### Task directions:
Whichever lines include the word "Seminar", copy them as they appear in the data.

[Source data]
☆ ☆ ☆
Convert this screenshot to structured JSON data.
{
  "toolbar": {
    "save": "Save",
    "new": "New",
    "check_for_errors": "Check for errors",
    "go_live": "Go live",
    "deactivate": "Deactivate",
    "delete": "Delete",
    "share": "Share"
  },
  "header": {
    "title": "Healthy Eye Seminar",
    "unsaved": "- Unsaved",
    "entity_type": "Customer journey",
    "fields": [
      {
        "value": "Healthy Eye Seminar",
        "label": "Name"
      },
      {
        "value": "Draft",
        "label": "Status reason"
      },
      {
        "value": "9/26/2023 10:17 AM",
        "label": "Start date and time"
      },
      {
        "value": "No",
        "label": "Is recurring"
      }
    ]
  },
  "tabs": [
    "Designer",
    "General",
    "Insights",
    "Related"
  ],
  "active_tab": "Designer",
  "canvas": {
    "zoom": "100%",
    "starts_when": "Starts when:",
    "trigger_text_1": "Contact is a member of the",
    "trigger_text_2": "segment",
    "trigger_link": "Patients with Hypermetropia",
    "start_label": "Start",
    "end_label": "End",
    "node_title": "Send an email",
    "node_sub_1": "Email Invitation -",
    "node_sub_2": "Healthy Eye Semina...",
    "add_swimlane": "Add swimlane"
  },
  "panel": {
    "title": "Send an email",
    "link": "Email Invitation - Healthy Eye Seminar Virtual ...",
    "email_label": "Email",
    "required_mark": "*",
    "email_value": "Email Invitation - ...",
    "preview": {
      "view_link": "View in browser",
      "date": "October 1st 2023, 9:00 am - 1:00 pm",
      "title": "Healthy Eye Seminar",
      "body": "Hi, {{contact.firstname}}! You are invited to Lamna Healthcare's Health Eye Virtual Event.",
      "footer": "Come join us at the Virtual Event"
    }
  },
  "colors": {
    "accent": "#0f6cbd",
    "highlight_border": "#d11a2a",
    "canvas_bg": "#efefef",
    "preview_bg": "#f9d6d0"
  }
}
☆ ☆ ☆
### Task response:
    "title": "Healthy Eye Seminar",
        "value": "Healthy Eye Seminar",
    "link": "Email Invitation - Healthy Eye Seminar Virtual ...",
      "title": "Healthy Eye Seminar",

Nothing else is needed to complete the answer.